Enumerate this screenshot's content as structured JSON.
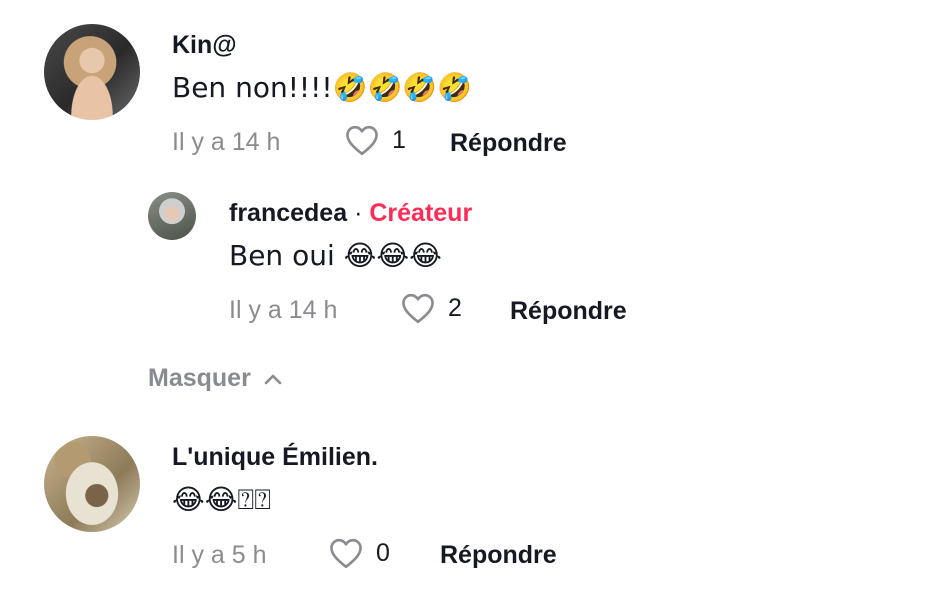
{
  "comments": [
    {
      "username": "Kin@",
      "text": "Ben non!!!!🤣🤣🤣🤣",
      "time": "Il y a 14 h",
      "likes": "1",
      "reply_label": "Répondre",
      "avatar_icon": "user-avatar-photo"
    },
    {
      "username": "francedea",
      "separator": "·",
      "badge": "Créateur",
      "text": "Ben oui 😂😂😂",
      "time": "Il y a 14 h",
      "likes": "2",
      "reply_label": "Répondre",
      "avatar_icon": "user-avatar-photo"
    },
    {
      "username": "L'unique Émilien.",
      "text": "😂😂⍰⍰",
      "time": "Il y a 5 h",
      "likes": "0",
      "reply_label": "Répondre",
      "avatar_icon": "bird-nest-photo"
    }
  ],
  "hide_replies_label": "Masquer",
  "icons": {
    "like": "heart-outline-icon",
    "collapse": "chevron-up-icon"
  },
  "colors": {
    "text": "#161823",
    "muted": "#8a8b91",
    "creator_badge": "#fe2c55",
    "background": "#ffffff"
  }
}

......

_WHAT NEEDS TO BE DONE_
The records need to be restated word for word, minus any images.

_TASK RESULT_
Enumerate this screenshot's content as structured JSON.
{
  "comments": [
    {
      "username": "Kin@",
      "text": "Ben non!!!!🤣🤣🤣🤣",
      "time": "Il y a 14 h",
      "likes": "1",
      "reply_label": "Répondre",
      "avatar_icon": "user-avatar-photo"
    },
    {
      "username": "francedea",
      "separator": "·",
      "badge": "Créateur",
      "text": "Ben oui 😂😂😂",
      "time": "Il y a 14 h",
      "likes": "2",
      "reply_label": "Répondre",
      "avatar_icon": "user-avatar-photo"
    },
    {
      "username": "L'unique Émilien.",
      "text": "😂😂⍰⍰",
      "time": "Il y a 5 h",
      "likes": "0",
      "reply_label": "Répondre",
      "avatar_icon": "bird-nest-photo"
    }
  ],
  "hide_replies_label": "Masquer",
  "icons": {
    "like": "heart-outline-icon",
    "collapse": "chevron-up-icon"
  },
  "colors": {
    "text": "#161823",
    "muted": "#8a8b91",
    "creator_badge": "#fe2c55",
    "background": "#ffffff"
  }
}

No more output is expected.